-- Opening Marker --

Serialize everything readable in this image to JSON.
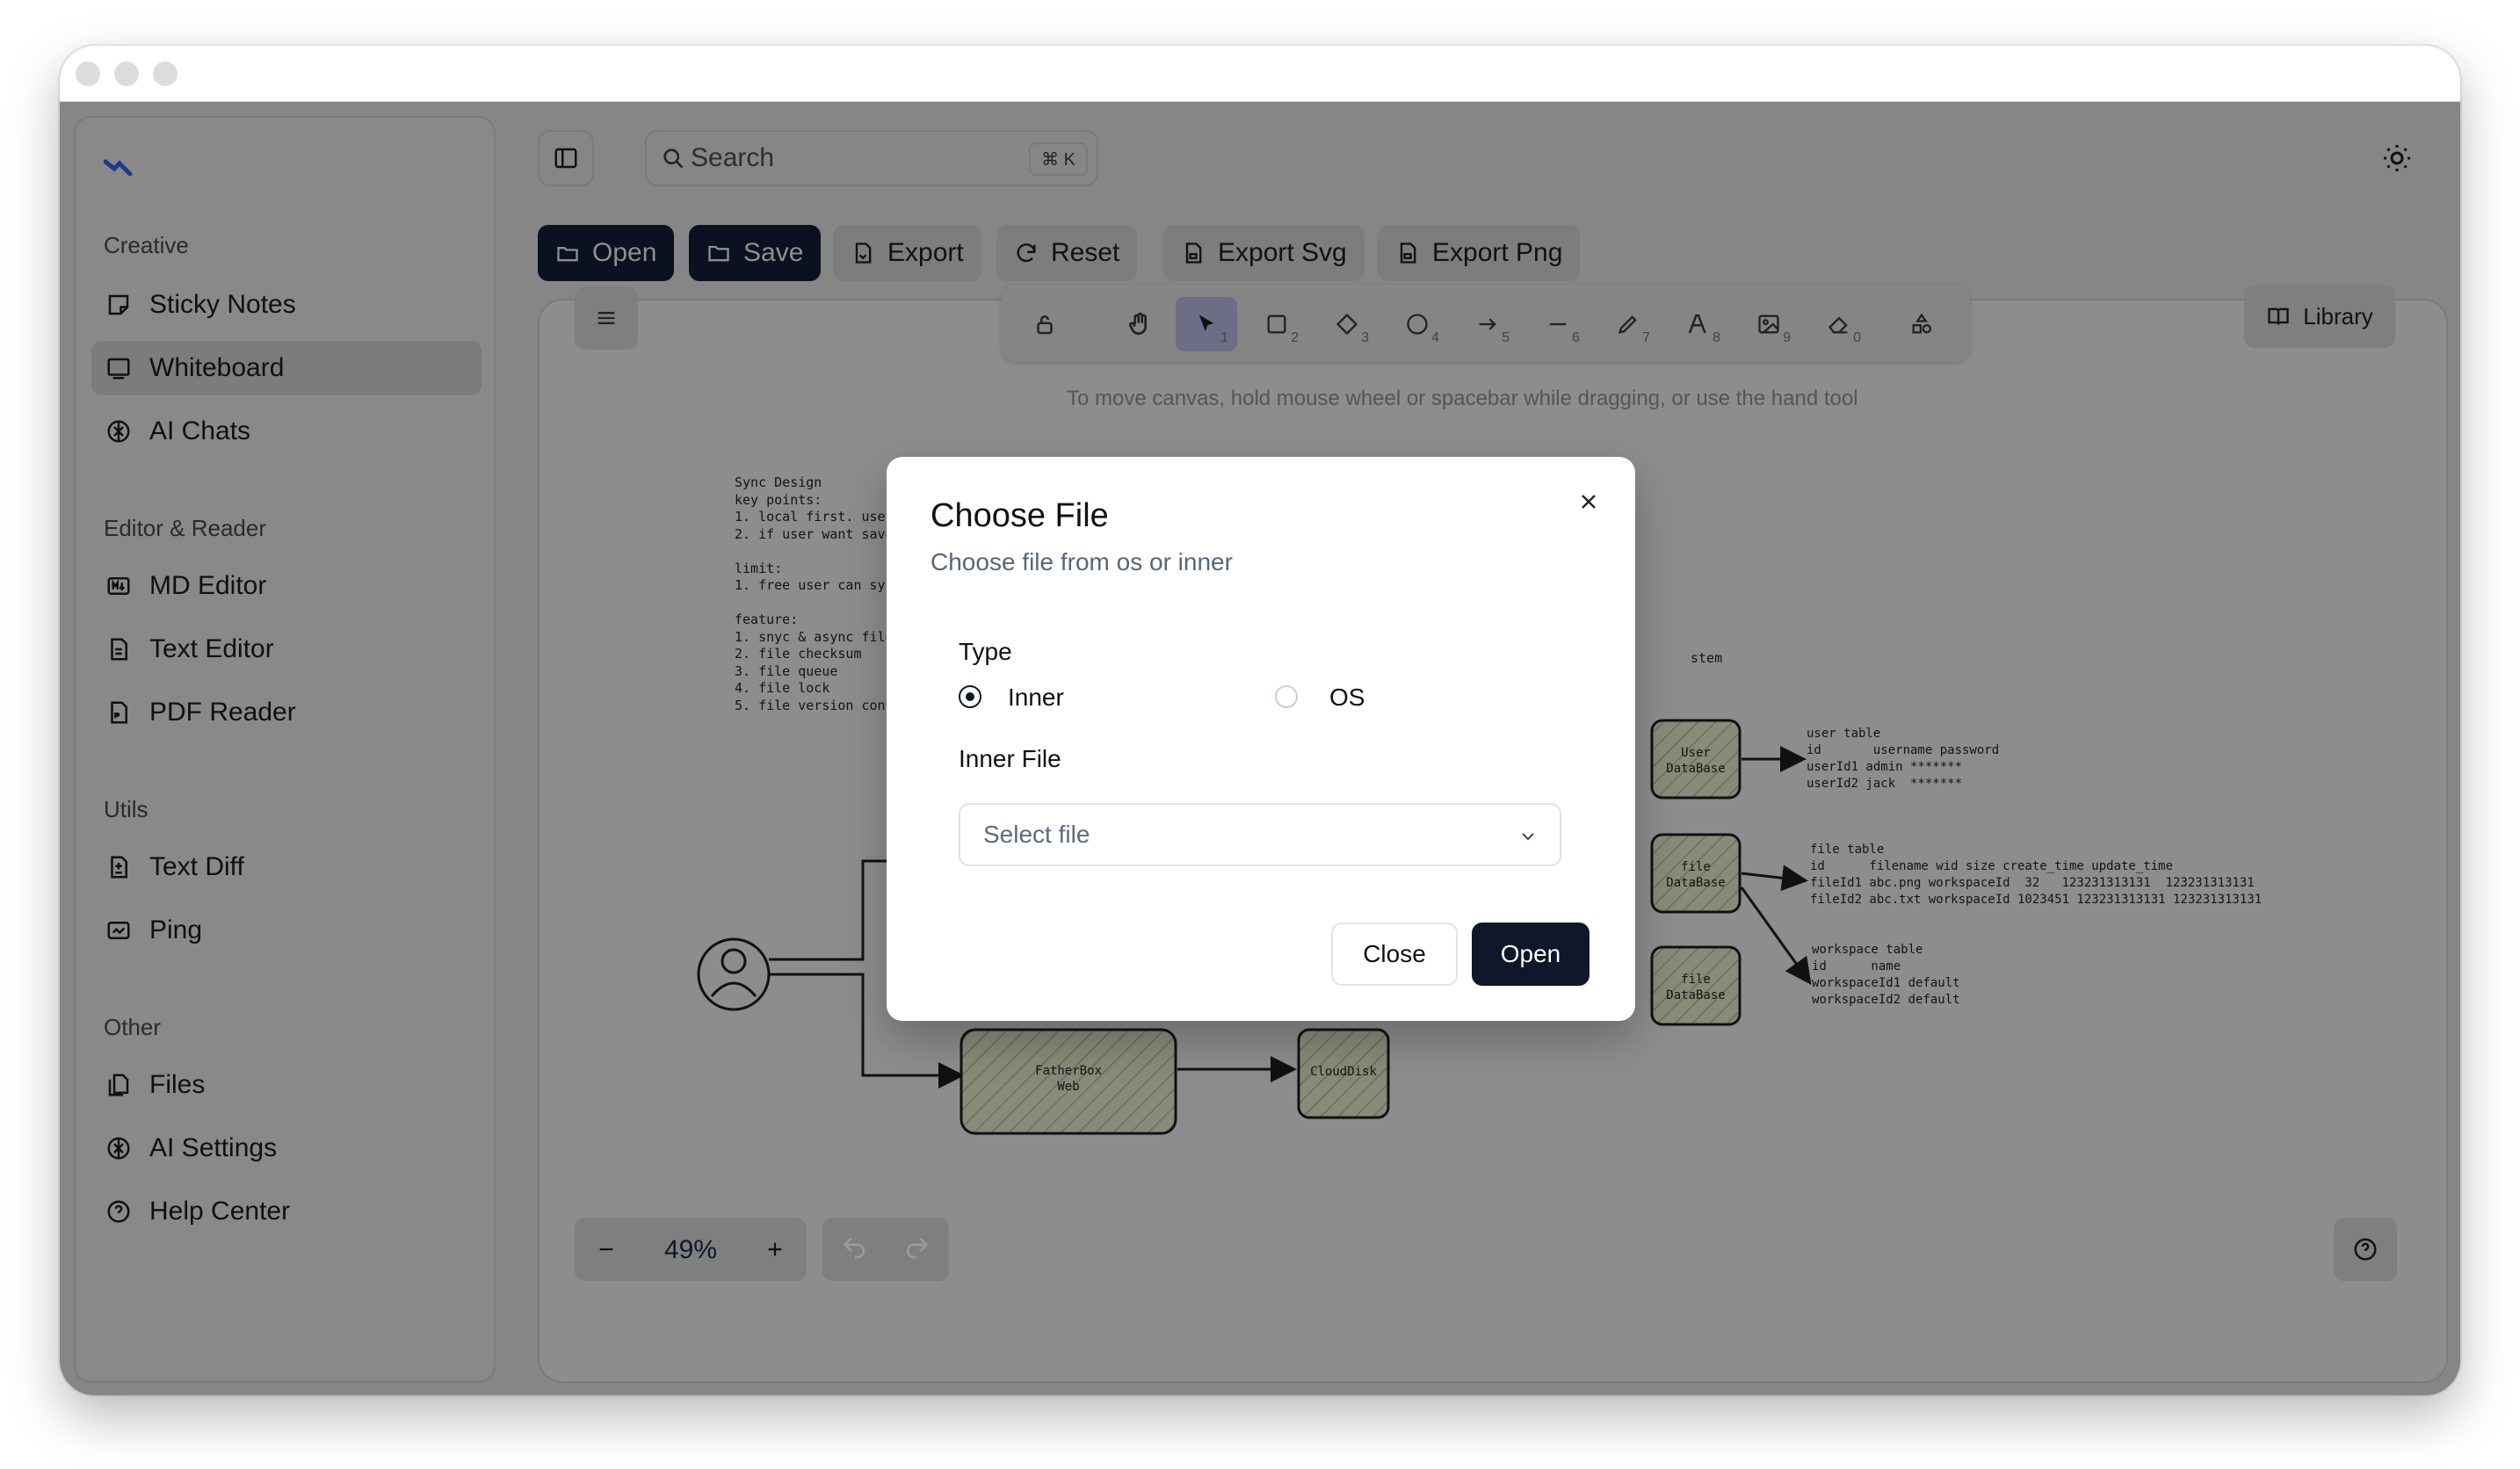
{
  "sidebar": {
    "groups": [
      {
        "label": "Creative",
        "items": [
          {
            "label": "Sticky Notes",
            "icon": "sticky-note-icon"
          },
          {
            "label": "Whiteboard",
            "icon": "whiteboard-icon",
            "active": true
          },
          {
            "label": "AI Chats",
            "icon": "ai-icon"
          }
        ]
      },
      {
        "label": "Editor & Reader",
        "items": [
          {
            "label": "MD Editor",
            "icon": "markdown-icon"
          },
          {
            "label": "Text Editor",
            "icon": "file-text-icon"
          },
          {
            "label": "PDF Reader",
            "icon": "pdf-icon"
          }
        ]
      },
      {
        "label": "Utils",
        "items": [
          {
            "label": "Text Diff",
            "icon": "diff-icon"
          },
          {
            "label": "Ping",
            "icon": "ping-icon"
          }
        ]
      },
      {
        "label": "Other",
        "items": [
          {
            "label": "Files",
            "icon": "files-icon"
          },
          {
            "label": "AI Settings",
            "icon": "ai-icon"
          },
          {
            "label": "Help Center",
            "icon": "help-icon"
          }
        ]
      }
    ]
  },
  "header": {
    "search_placeholder": "Search",
    "search_shortcut": "⌘ K"
  },
  "toolbar": {
    "open": "Open",
    "save": "Save",
    "export": "Export",
    "reset": "Reset",
    "export_svg": "Export Svg",
    "export_png": "Export Png"
  },
  "canvas": {
    "library": "Library",
    "hint": "To move canvas, hold mouse wheel or spacebar while dragging, or use the hand tool",
    "zoom": "49%",
    "tools": [
      {
        "icon": "lock-icon",
        "key": ""
      },
      {
        "icon": "hand-icon",
        "key": ""
      },
      {
        "icon": "pointer-icon",
        "key": "1",
        "active": true
      },
      {
        "icon": "rectangle-icon",
        "key": "2"
      },
      {
        "icon": "diamond-icon",
        "key": "3"
      },
      {
        "icon": "ellipse-icon",
        "key": "4"
      },
      {
        "icon": "arrow-icon",
        "key": "5"
      },
      {
        "icon": "line-icon",
        "key": "6"
      },
      {
        "icon": "pencil-icon",
        "key": "7"
      },
      {
        "icon": "text-icon",
        "key": "8"
      },
      {
        "icon": "image-icon",
        "key": "9"
      },
      {
        "icon": "eraser-icon",
        "key": "0"
      },
      {
        "icon": "shapes-icon",
        "key": ""
      }
    ],
    "notes": "Sync Design\nkey points:\n1. local first. user\n2. if user want save\n\nlimit:\n1. free user can syn\n\nfeature:\n1. snyc & async file\n2. file checksum\n3. file queue\n4. file lock\n5. file version cont",
    "stem_text": "stem",
    "nodes": {
      "user_db": "User\nDataBase",
      "file_db": "file\nDataBase",
      "file_db2": "file\nDataBase",
      "fatherbox": "FatherBox\nWeb",
      "cloudisk": "CloudDisk"
    },
    "tables": {
      "user": "user table\nid       username password\nuserId1 admin *******\nuserId2 jack  *******",
      "file": "file table\nid      filename wid size create_time update_time\nfileId1 abc.png workspaceId  32   123231313131  123231313131\nfileId2 abc.txt workspaceId 1023451 123231313131 123231313131",
      "workspace": "workspace table\nid      name\nworkspaceId1 default\nworkspaceId2 default"
    }
  },
  "dialog": {
    "title": "Choose File",
    "subtitle": "Choose file from os or inner",
    "type_label": "Type",
    "option_inner": "Inner",
    "option_os": "OS",
    "selected": "Inner",
    "inner_file_label": "Inner File",
    "select_placeholder": "Select file",
    "close": "Close",
    "open": "Open"
  }
}
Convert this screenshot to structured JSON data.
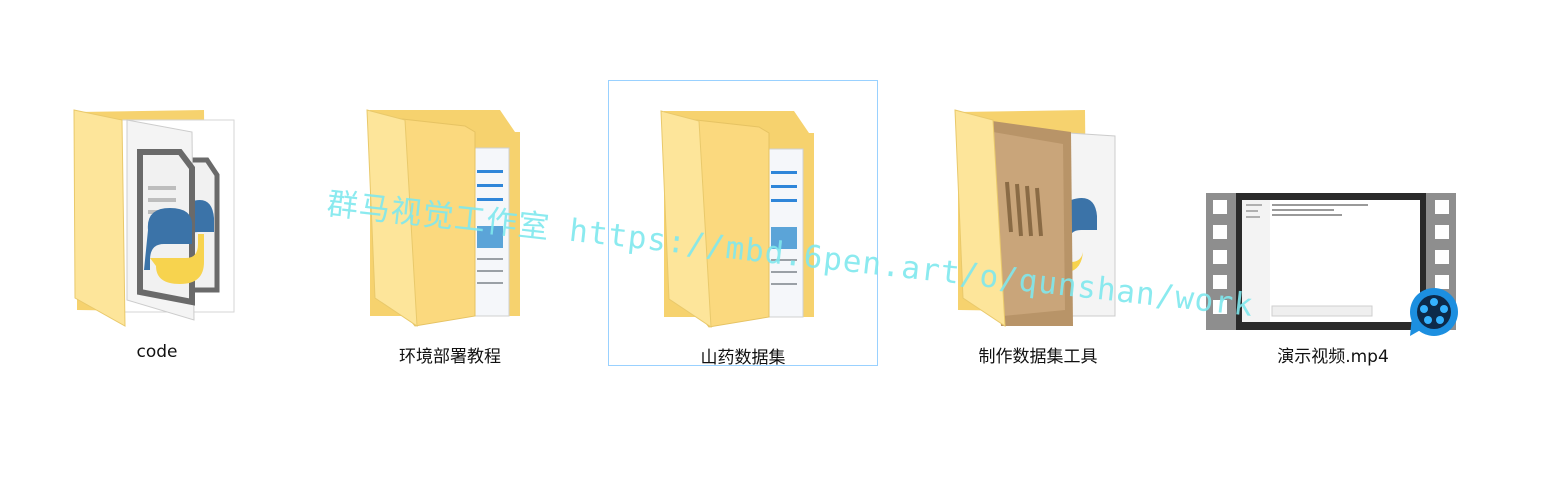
{
  "items": [
    {
      "name": "code",
      "type": "folder",
      "preview": "python-file"
    },
    {
      "name": "环境部署教程",
      "type": "folder",
      "preview": "document"
    },
    {
      "name": "山药数据集",
      "type": "folder",
      "preview": "document",
      "selected": true
    },
    {
      "name": "制作数据集工具",
      "type": "folder",
      "preview": "image-and-python"
    },
    {
      "name": "演示视频.mp4",
      "type": "video",
      "preview": "video-thumbnail"
    }
  ],
  "watermark": "群马视觉工作室 https://mbd.6pen.art/o/qunshan/work",
  "colors": {
    "folder_back": "#f6d26e",
    "folder_front": "#fde59a",
    "selection_border": "#99d1ff",
    "python_blue": "#3b73a8",
    "python_yellow": "#f7d34e",
    "player_blue": "#1c8fe0",
    "watermark": "#7fe8ee"
  }
}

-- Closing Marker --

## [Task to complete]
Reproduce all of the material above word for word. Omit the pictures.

## [Answer to this exercise]
Serialize everything readable in this image to JSON.
{
  "sidebar": {
    "groups": [
      {
        "label": "Creative",
        "items": [
          {
            "label": "Sticky Notes",
            "icon": "sticky-note-icon"
          },
          {
            "label": "Whiteboard",
            "icon": "whiteboard-icon",
            "active": true
          },
          {
            "label": "AI Chats",
            "icon": "ai-icon"
          }
        ]
      },
      {
        "label": "Editor & Reader",
        "items": [
          {
            "label": "MD Editor",
            "icon": "markdown-icon"
          },
          {
            "label": "Text Editor",
            "icon": "file-text-icon"
          },
          {
            "label": "PDF Reader",
            "icon": "pdf-icon"
          }
        ]
      },
      {
        "label": "Utils",
        "items": [
          {
            "label": "Text Diff",
            "icon": "diff-icon"
          },
          {
            "label": "Ping",
            "icon": "ping-icon"
          }
        ]
      },
      {
        "label": "Other",
        "items": [
          {
            "label": "Files",
            "icon": "files-icon"
          },
          {
            "label": "AI Settings",
            "icon": "ai-icon"
          },
          {
            "label": "Help Center",
            "icon": "help-icon"
          }
        ]
      }
    ]
  },
  "header": {
    "search_placeholder": "Search",
    "search_shortcut": "⌘ K"
  },
  "toolbar": {
    "open": "Open",
    "save": "Save",
    "export": "Export",
    "reset": "Reset",
    "export_svg": "Export Svg",
    "export_png": "Export Png"
  },
  "canvas": {
    "library": "Library",
    "hint": "To move canvas, hold mouse wheel or spacebar while dragging, or use the hand tool",
    "zoom": "49%",
    "tools": [
      {
        "icon": "lock-icon",
        "key": ""
      },
      {
        "icon": "hand-icon",
        "key": ""
      },
      {
        "icon": "pointer-icon",
        "key": "1",
        "active": true
      },
      {
        "icon": "rectangle-icon",
        "key": "2"
      },
      {
        "icon": "diamond-icon",
        "key": "3"
      },
      {
        "icon": "ellipse-icon",
        "key": "4"
      },
      {
        "icon": "arrow-icon",
        "key": "5"
      },
      {
        "icon": "line-icon",
        "key": "6"
      },
      {
        "icon": "pencil-icon",
        "key": "7"
      },
      {
        "icon": "text-icon",
        "key": "8"
      },
      {
        "icon": "image-icon",
        "key": "9"
      },
      {
        "icon": "eraser-icon",
        "key": "0"
      },
      {
        "icon": "shapes-icon",
        "key": ""
      }
    ],
    "notes": "Sync Design\nkey points:\n1. local first. user\n2. if user want save\n\nlimit:\n1. free user can syn\n\nfeature:\n1. snyc & async file\n2. file checksum\n3. file queue\n4. file lock\n5. file version cont",
    "stem_text": "stem",
    "nodes": {
      "user_db": "User\nDataBase",
      "file_db": "file\nDataBase",
      "file_db2": "file\nDataBase",
      "fatherbox": "FatherBox\nWeb",
      "cloudisk": "CloudDisk"
    },
    "tables": {
      "user": "user table\nid       username password\nuserId1 admin *******\nuserId2 jack  *******",
      "file": "file table\nid      filename wid size create_time update_time\nfileId1 abc.png workspaceId  32   123231313131  123231313131\nfileId2 abc.txt workspaceId 1023451 123231313131 123231313131",
      "workspace": "workspace table\nid      name\nworkspaceId1 default\nworkspaceId2 default"
    }
  },
  "dialog": {
    "title": "Choose File",
    "subtitle": "Choose file from os or inner",
    "type_label": "Type",
    "option_inner": "Inner",
    "option_os": "OS",
    "selected": "Inner",
    "inner_file_label": "Inner File",
    "select_placeholder": "Select file",
    "close": "Close",
    "open": "Open"
  }
}
Convert this screenshot to structured JSON data.
{
  "items": [
    {
      "name": "code",
      "type": "folder",
      "preview": "python-file"
    },
    {
      "name": "环境部署教程",
      "type": "folder",
      "preview": "document"
    },
    {
      "name": "山药数据集",
      "type": "folder",
      "preview": "document",
      "selected": true
    },
    {
      "name": "制作数据集工具",
      "type": "folder",
      "preview": "image-and-python"
    },
    {
      "name": "演示视频.mp4",
      "type": "video",
      "preview": "video-thumbnail"
    }
  ],
  "watermark": "群马视觉工作室 https://mbd.6pen.art/o/qunshan/work",
  "colors": {
    "folder_back": "#f6d26e",
    "folder_front": "#fde59a",
    "selection_border": "#99d1ff",
    "python_blue": "#3b73a8",
    "python_yellow": "#f7d34e",
    "player_blue": "#1c8fe0",
    "watermark": "#7fe8ee"
  }
}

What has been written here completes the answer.